While a very different experience than the specialty restaurants, the main dining room was no less impressive. Every night there is a new menu with interesting dishes and specials for any taste. And no special request is ignored. The last night, still stuffed from 6 consecutive days of eating, I chose to order two appetizers instead of an entree, thinking a light dinner would be perfect for my bulging tummy. Little did I know that Andrew, our server, put a special request into the kitchens and returned with an entree-sized platter of crab cakes. He obviously thought that a single crab cake for dinner would leave me completely famished (did I mention that it is impossible to go hungry on this ship, even by choice?) Needless to say I appreciated the sincere thought.
This miso soup was from Bonsai Sushi (the 4th specialty restaurant on the ship) where we also ordered two amazing sushi boats (literally, wooden boats filled with delicious and unique sushi).
One observation: they definitely like interactive presentations on this ship. No fewer than six dishes over the course of the cruise were ‘poured’ right in front on me, including this miso soup as well as a cold cherry soup, grand marnier sauce over an orange souffle, and TWO soups at once (a red and yellow tomato soup) during the Chef’s Table dinner. My attempts at action shots were mostly futile, however.
Brunch was only an option on the two sea days, and the dining rooms overflowed with late sleepers and early risers ready for a second breakfast. The first sea day I ordered the most beautifully plated bagel and lox I’ve ever seen (and I swear I made my server nervous by ONLY ordering this ‘starter’ without an accompanying main course and/or dessert TOO).
The last day I ventured to the fun part of the menu, ordering the fruit loops french toast. How can you not smile at this? Sure, it was probably intended for 5 year olds, but that doesn’t mean I can’t enjoy it. And enjoy I did.
Although this post is technically focused on the food, Taylor would not let me publish it without mentioning the waterslides. I swear, he’s secretly a 12-year-old.
I lost track of how many times he rode these things, surely more than any other kid on the entire boat.
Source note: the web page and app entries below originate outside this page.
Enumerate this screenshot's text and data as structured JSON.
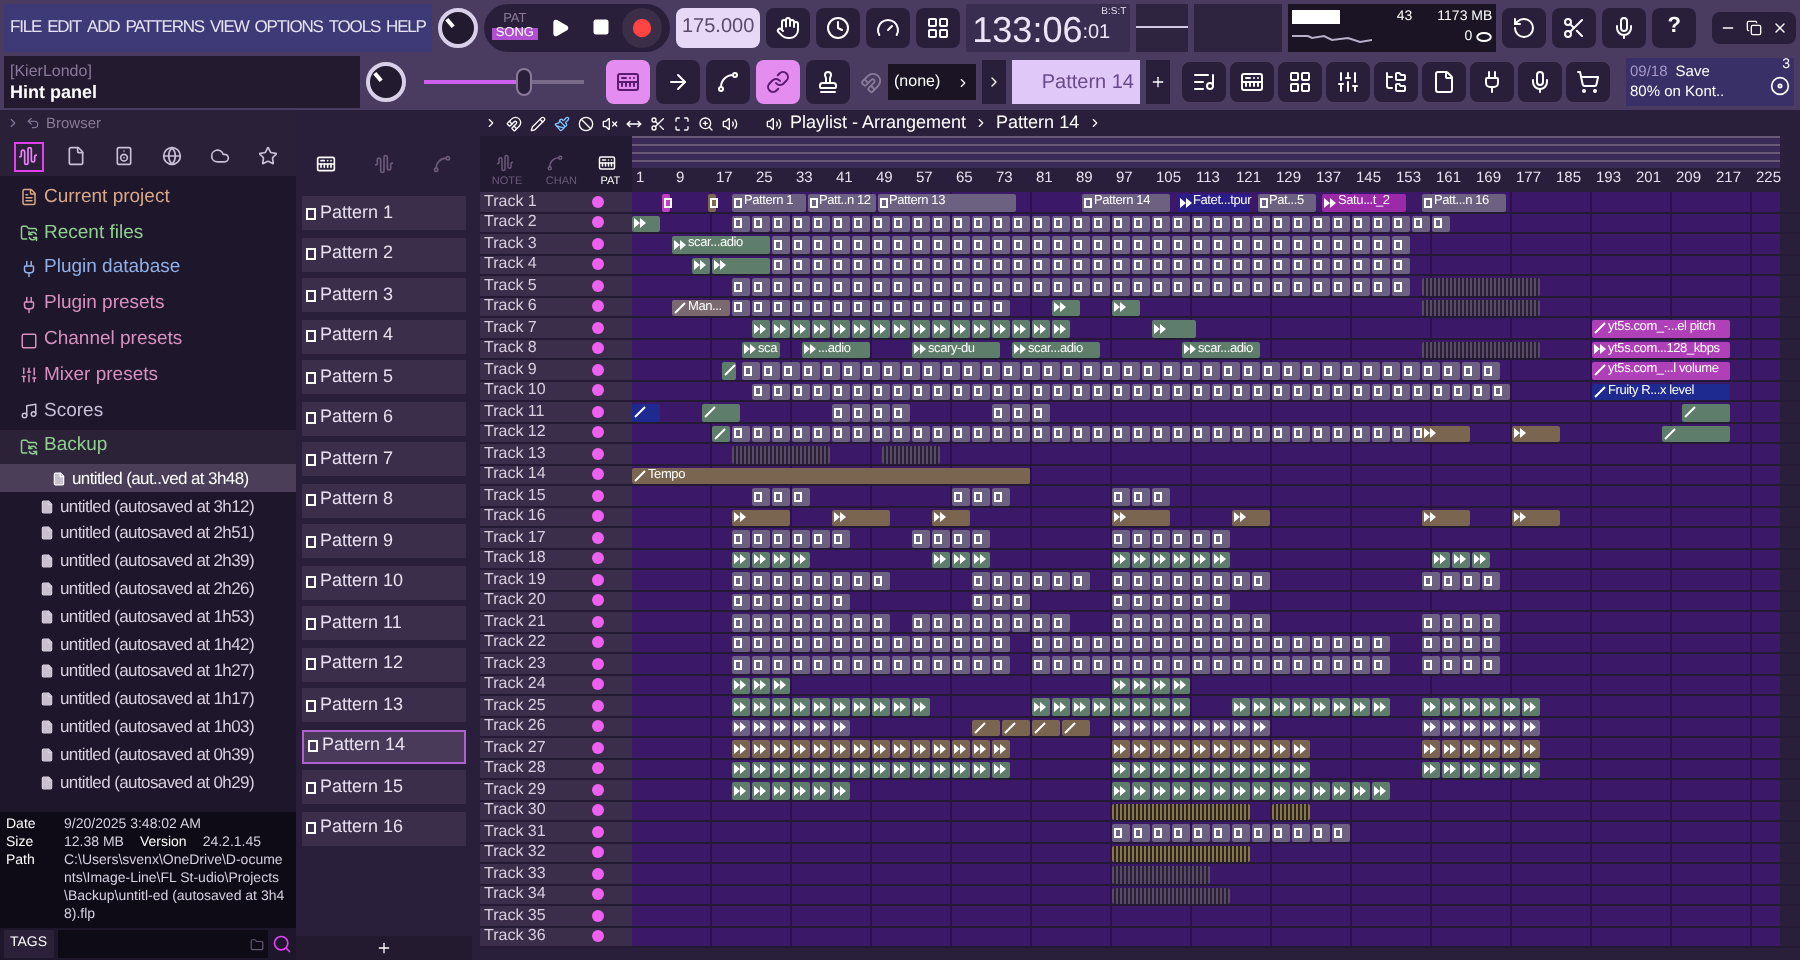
{
  "menu": [
    "FILE",
    "EDIT",
    "ADD",
    "PATTERNS",
    "VIEW",
    "OPTIONS",
    "TOOLS",
    "HELP"
  ],
  "transport": {
    "modes": [
      {
        "label": "PAT",
        "selected": false
      },
      {
        "label": "SONG",
        "selected": true
      }
    ],
    "tempo": "175.000"
  },
  "time": {
    "value": "133:06",
    "sub": ":01",
    "unit": "B:S:T"
  },
  "monitor": {
    "polyphony": "43",
    "memory": "1173 MB",
    "cpu": "0"
  },
  "help": "?",
  "hint": {
    "title": "[KierLondo]",
    "text": "Hint panel"
  },
  "master_pitch": {
    "level": 0.62
  },
  "tools": [
    {
      "kind": "piano",
      "on": true
    },
    {
      "kind": "arrow",
      "on": false
    },
    {
      "kind": "curve",
      "on": false
    },
    {
      "kind": "link",
      "on": true
    },
    {
      "kind": "stamp",
      "on": false
    }
  ],
  "snap": "(none)",
  "pattern_selector": "Pattern 14",
  "news": {
    "date": "09/18",
    "line1": "Save",
    "line2": "80% on Kont..",
    "badge": "3"
  },
  "browser": {
    "title": "Browser",
    "tabs": [
      {
        "kind": "all",
        "selected": true
      },
      {
        "kind": "file",
        "selected": false
      },
      {
        "kind": "speaker",
        "selected": false
      },
      {
        "kind": "globe",
        "selected": false
      },
      {
        "kind": "cloud",
        "selected": false
      },
      {
        "kind": "star",
        "selected": false
      }
    ],
    "folders": [
      {
        "label": "Current project",
        "kind": "project",
        "color": "#d8a888",
        "expanded": false
      },
      {
        "label": "Recent files",
        "kind": "recent",
        "color": "#8fd08f",
        "expanded": false
      },
      {
        "label": "Plugin database",
        "kind": "plugin",
        "color": "#8fb0e8",
        "expanded": false
      },
      {
        "label": "Plugin presets",
        "kind": "plugin",
        "color": "#d890c0",
        "expanded": false
      },
      {
        "label": "Channel presets",
        "kind": "channel",
        "color": "#d890c0",
        "expanded": false
      },
      {
        "label": "Mixer presets",
        "kind": "mixer",
        "color": "#d890c0",
        "expanded": false
      },
      {
        "label": "Scores",
        "kind": "score",
        "color": "#c8c0d8",
        "expanded": false
      },
      {
        "label": "Backup",
        "kind": "recent",
        "color": "#8fd08f",
        "expanded": true,
        "children": [
          {
            "label": "untitled (aut..ved at 3h48)",
            "selected": true
          },
          {
            "label": "untitled (autosaved at 3h12)",
            "selected": false
          },
          {
            "label": "untitled (autosaved at 2h51)",
            "selected": false
          },
          {
            "label": "untitled (autosaved at 2h39)",
            "selected": false
          },
          {
            "label": "untitled (autosaved at 2h26)",
            "selected": false
          },
          {
            "label": "untitled (autosaved at 1h53)",
            "selected": false
          },
          {
            "label": "untitled (autosaved at 1h42)",
            "selected": false
          },
          {
            "label": "untitled (autosaved at 1h27)",
            "selected": false
          },
          {
            "label": "untitled (autosaved at 1h17)",
            "selected": false
          },
          {
            "label": "untitled (autosaved at 1h03)",
            "selected": false
          },
          {
            "label": "untitled (autosaved at 0h39)",
            "selected": false
          },
          {
            "label": "untitled (autosaved at 0h29)",
            "selected": false
          }
        ]
      }
    ],
    "info": {
      "date_label": "Date",
      "date": "9/20/2025 3:48:02 AM",
      "size_label": "Size",
      "size": "12.38 MB",
      "version_label": "Version",
      "version": "24.2.1.45",
      "path_label": "Path",
      "path": "C:\\Users\\svenx\\OneDrive\\D-ocuments\\Image-Line\\FL St-udio\\Projects\\Backup\\untitl-ed (autosaved at 3h48).flp"
    },
    "tags": "TAGS"
  },
  "patterns": [
    {
      "label": "Pattern 1",
      "selected": false
    },
    {
      "label": "Pattern 2",
      "selected": false
    },
    {
      "label": "Pattern 3",
      "selected": false
    },
    {
      "label": "Pattern 4",
      "selected": false
    },
    {
      "label": "Pattern 5",
      "selected": false
    },
    {
      "label": "Pattern 6",
      "selected": false
    },
    {
      "label": "Pattern 7",
      "selected": false
    },
    {
      "label": "Pattern 8",
      "selected": false
    },
    {
      "label": "Pattern 9",
      "selected": false
    },
    {
      "label": "Pattern 10",
      "selected": false
    },
    {
      "label": "Pattern 11",
      "selected": false
    },
    {
      "label": "Pattern 12",
      "selected": false
    },
    {
      "label": "Pattern 13",
      "selected": false
    },
    {
      "label": "Pattern 14",
      "selected": true
    },
    {
      "label": "Pattern 15",
      "selected": false
    },
    {
      "label": "Pattern 16",
      "selected": false
    }
  ],
  "playlist": {
    "title": "Playlist - Arrangement",
    "pattern": "Pattern 14",
    "modes": [
      {
        "label": "NOTE",
        "selected": false
      },
      {
        "label": "CHAN",
        "selected": false
      },
      {
        "label": "PAT",
        "selected": true
      }
    ],
    "ruler": [
      "1",
      "9",
      "17",
      "25",
      "33",
      "41",
      "49",
      "57",
      "65",
      "73",
      "81",
      "89",
      "97",
      "105",
      "113",
      "121",
      "129",
      "137",
      "145",
      "153",
      "161",
      "169",
      "177",
      "185",
      "193",
      "201",
      "209",
      "217",
      "225"
    ],
    "tracks": [
      {
        "name": "Track 1",
        "clips": [
          {
            "kind": "pattern",
            "color": "#c040c0"
          },
          {
            "kind": "pattern",
            "color": "#7a6a50"
          },
          {
            "kind": "pattern",
            "color": "#6c6180",
            "label": "Pattern 1"
          },
          {
            "kind": "pattern",
            "color": "#6c6180",
            "label": "Patt..n 12"
          },
          {
            "kind": "pattern",
            "color": "#6c6180",
            "label": "Pattern 13"
          },
          {
            "kind": "pattern",
            "color": "#6c6180",
            "label": "Pattern 14"
          },
          {
            "kind": "audio",
            "color": "#2a1e88",
            "label": "Fatet...tpur"
          },
          {
            "kind": "pattern",
            "color": "#6c6180",
            "label": "Pat...5"
          },
          {
            "kind": "audio",
            "color": "#9a2aa8",
            "label": "Satu...t_2"
          },
          {
            "kind": "pattern",
            "color": "#6c6180",
            "label": "Patt...n 16"
          }
        ]
      },
      {
        "name": "Track 2",
        "clips": [
          {
            "kind": "audio",
            "color": "#5e7d6a"
          },
          {
            "kind": "pattern",
            "color": "#6c6180"
          }
        ]
      },
      {
        "name": "Track 3",
        "clips": [
          {
            "kind": "audio",
            "color": "#5e7d6a",
            "label": "scar...adio"
          },
          {
            "kind": "pattern",
            "color": "#6c6180"
          }
        ]
      },
      {
        "name": "Track 4",
        "clips": [
          {
            "kind": "audio",
            "color": "#5e7d6a"
          },
          {
            "kind": "audio",
            "color": "#5e7d6a"
          },
          {
            "kind": "pattern",
            "color": "#6c6180"
          }
        ]
      },
      {
        "name": "Track 5",
        "clips": [
          {
            "kind": "pattern",
            "color": "#6c6180"
          },
          {
            "kind": "slices",
            "color": "#5a4a6a"
          }
        ]
      },
      {
        "name": "Track 6",
        "clips": [
          {
            "kind": "automation",
            "color": "#7a6a70",
            "label": "Man..."
          },
          {
            "kind": "pattern",
            "color": "#6c6180"
          },
          {
            "kind": "audio",
            "color": "#5e7d6a"
          },
          {
            "kind": "audio",
            "color": "#5e7d6a"
          },
          {
            "kind": "slices",
            "color": "#5a4a6a"
          }
        ]
      },
      {
        "name": "Track 7",
        "clips": [
          {
            "kind": "audio",
            "color": "#5e7d6a"
          },
          {
            "kind": "audio",
            "color": "#5e7d6a"
          },
          {
            "kind": "automation",
            "color": "#b040b8",
            "label": "yt5s.com_-...el pitch"
          }
        ]
      },
      {
        "name": "Track 8",
        "clips": [
          {
            "kind": "audio",
            "color": "#5e7d6a",
            "label": "sca"
          },
          {
            "kind": "audio",
            "color": "#5e7d6a",
            "label": "...adio"
          },
          {
            "kind": "audio",
            "color": "#5e7d6a",
            "label": "scary-du"
          },
          {
            "kind": "audio",
            "color": "#5e7d6a",
            "label": "scar...adio"
          },
          {
            "kind": "audio",
            "color": "#5e7d6a",
            "label": "scar...adio"
          },
          {
            "kind": "slices",
            "color": "#5a4a6a"
          },
          {
            "kind": "audio",
            "color": "#b040b8",
            "label": "yt5s.com...128_kbps"
          }
        ]
      },
      {
        "name": "Track 9",
        "clips": [
          {
            "kind": "automation",
            "color": "#5e7d6a"
          },
          {
            "kind": "pattern",
            "color": "#6c6180"
          },
          {
            "kind": "automation",
            "color": "#b040b8",
            "label": "yt5s.com_...l volume"
          }
        ]
      },
      {
        "name": "Track 10",
        "clips": [
          {
            "kind": "pattern",
            "color": "#6c6180"
          },
          {
            "kind": "automation",
            "color": "#1e2a90",
            "label": "Fruity R...x level"
          }
        ]
      },
      {
        "name": "Track 11",
        "clips": [
          {
            "kind": "automation",
            "color": "#1e2a90"
          },
          {
            "kind": "automation",
            "color": "#5e7d6a"
          },
          {
            "kind": "pattern",
            "color": "#6c6180"
          },
          {
            "kind": "pattern",
            "color": "#6c6180"
          },
          {
            "kind": "automation",
            "color": "#5e7d6a"
          }
        ]
      },
      {
        "name": "Track 12",
        "clips": [
          {
            "kind": "automation",
            "color": "#5e7d6a"
          },
          {
            "kind": "pattern",
            "color": "#6c6180"
          },
          {
            "kind": "audio",
            "color": "#7a6650"
          },
          {
            "kind": "audio",
            "color": "#7a6650"
          },
          {
            "kind": "automation",
            "color": "#5e7d6a"
          }
        ]
      },
      {
        "name": "Track 13",
        "clips": [
          {
            "kind": "slices",
            "color": "#5a4a6a"
          },
          {
            "kind": "slices",
            "color": "#5a4a6a"
          }
        ]
      },
      {
        "name": "Track 14",
        "clips": [
          {
            "kind": "automation",
            "color": "#7a6650",
            "label": "Tempo"
          }
        ]
      },
      {
        "name": "Track 15",
        "clips": [
          {
            "kind": "pattern",
            "color": "#6c6180"
          },
          {
            "kind": "pattern",
            "color": "#6c6180"
          },
          {
            "kind": "pattern",
            "color": "#6c6180"
          }
        ]
      },
      {
        "name": "Track 16",
        "clips": [
          {
            "kind": "audio",
            "color": "#7a6650"
          },
          {
            "kind": "audio",
            "color": "#7a6650"
          },
          {
            "kind": "audio",
            "color": "#7a6650"
          },
          {
            "kind": "audio",
            "color": "#7a6650"
          },
          {
            "kind": "audio",
            "color": "#7a6650"
          },
          {
            "kind": "audio",
            "color": "#7a6650"
          },
          {
            "kind": "audio",
            "color": "#7a6650"
          }
        ]
      },
      {
        "name": "Track 17",
        "clips": [
          {
            "kind": "pattern",
            "color": "#6c6180"
          },
          {
            "kind": "pattern",
            "color": "#6c6180"
          },
          {
            "kind": "pattern",
            "color": "#6c6180"
          }
        ]
      },
      {
        "name": "Track 18",
        "clips": [
          {
            "kind": "audio",
            "color": "#5e7d6a"
          },
          {
            "kind": "audio",
            "color": "#5e7d6a"
          },
          {
            "kind": "audio",
            "color": "#5e7d6a"
          },
          {
            "kind": "audio",
            "color": "#5e7d6a"
          }
        ]
      },
      {
        "name": "Track 19",
        "clips": [
          {
            "kind": "pattern",
            "color": "#6c6180"
          },
          {
            "kind": "pattern",
            "color": "#6c6180"
          },
          {
            "kind": "pattern",
            "color": "#6c6180"
          },
          {
            "kind": "pattern",
            "color": "#6c6180"
          }
        ]
      },
      {
        "name": "Track 20",
        "clips": [
          {
            "kind": "pattern",
            "color": "#6c6180"
          },
          {
            "kind": "pattern",
            "color": "#6c6180"
          },
          {
            "kind": "pattern",
            "color": "#6c6180"
          }
        ]
      },
      {
        "name": "Track 21",
        "clips": [
          {
            "kind": "pattern",
            "color": "#6c6180"
          },
          {
            "kind": "pattern",
            "color": "#6c6180"
          },
          {
            "kind": "pattern",
            "color": "#6c6180"
          },
          {
            "kind": "pattern",
            "color": "#6c6180"
          }
        ]
      },
      {
        "name": "Track 22",
        "clips": [
          {
            "kind": "pattern",
            "color": "#6c6180"
          },
          {
            "kind": "pattern",
            "color": "#6c6180"
          },
          {
            "kind": "pattern",
            "color": "#6c6180"
          }
        ]
      },
      {
        "name": "Track 23",
        "clips": [
          {
            "kind": "pattern",
            "color": "#6c6180"
          },
          {
            "kind": "pattern",
            "color": "#6c6180"
          },
          {
            "kind": "pattern",
            "color": "#6c6180"
          }
        ]
      },
      {
        "name": "Track 24",
        "clips": [
          {
            "kind": "audio",
            "color": "#5e7d6a"
          },
          {
            "kind": "audio",
            "color": "#5e7d6a"
          }
        ]
      },
      {
        "name": "Track 25",
        "clips": [
          {
            "kind": "audio",
            "color": "#5e7d6a"
          },
          {
            "kind": "audio",
            "color": "#5e7d6a"
          },
          {
            "kind": "audio",
            "color": "#5e7d6a"
          },
          {
            "kind": "audio",
            "color": "#5e7d6a"
          }
        ]
      },
      {
        "name": "Track 26",
        "clips": [
          {
            "kind": "audio",
            "color": "#6c6180"
          },
          {
            "kind": "automation",
            "color": "#7a6650"
          },
          {
            "kind": "audio",
            "color": "#6c6180"
          },
          {
            "kind": "audio",
            "color": "#6c6180"
          }
        ]
      },
      {
        "name": "Track 27",
        "clips": [
          {
            "kind": "audio",
            "color": "#7a6650"
          },
          {
            "kind": "audio",
            "color": "#7a6650"
          },
          {
            "kind": "audio",
            "color": "#7a6650"
          }
        ]
      },
      {
        "name": "Track 28",
        "clips": [
          {
            "kind": "audio",
            "color": "#5e7d6a"
          },
          {
            "kind": "audio",
            "color": "#5e7d6a"
          },
          {
            "kind": "audio",
            "color": "#5e7d6a"
          }
        ]
      },
      {
        "name": "Track 29",
        "clips": [
          {
            "kind": "audio",
            "color": "#5e7d6a"
          },
          {
            "kind": "audio",
            "color": "#5e7d6a"
          }
        ]
      },
      {
        "name": "Track 30",
        "clips": [
          {
            "kind": "slices",
            "color": "#8a7a3a"
          },
          {
            "kind": "slices",
            "color": "#8a7a3a"
          }
        ]
      },
      {
        "name": "Track 31",
        "clips": [
          {
            "kind": "pattern",
            "color": "#6c6180"
          }
        ]
      },
      {
        "name": "Track 32",
        "clips": [
          {
            "kind": "slices",
            "color": "#8a7a3a"
          }
        ]
      },
      {
        "name": "Track 33",
        "clips": [
          {
            "kind": "slices",
            "color": "#5a4a6a"
          }
        ]
      },
      {
        "name": "Track 34",
        "clips": [
          {
            "kind": "slices",
            "color": "#5a4a6a"
          }
        ]
      },
      {
        "name": "Track 35"
      },
      {
        "name": "Track 36"
      }
    ]
  }
}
We’d return from ports early and while I’d relax in the room (and by ‘relax’ I mean I’d try to read but end up totally zonked out with my book on the floor), he’d don his swim shorts and ride the slides over and over and over again (no lines, obviously, because everyone else was still on shore).
I can’t even begin to describe the entire experience in a single post. I’ve touched on the highlights of what we ate and experienced here, but as far as what we drank, well, that deserves its own post entirely. You’ll just have to stay tuned for that post, coming soon (hint: there might be fire involved).
What. A. Trip. Definitely one I will remember for a long time. It was my first cruise, but I can definitively say it will not be my last.
Disclosure: Thank you to Carnival® for inviting us on this amazing cruise. As always, all opinions written are purely our own. We’re incredibly grateful for opportunities like these that allow us to continue sharing delicious experiences with you, so thank you for supporting us and the brands we love.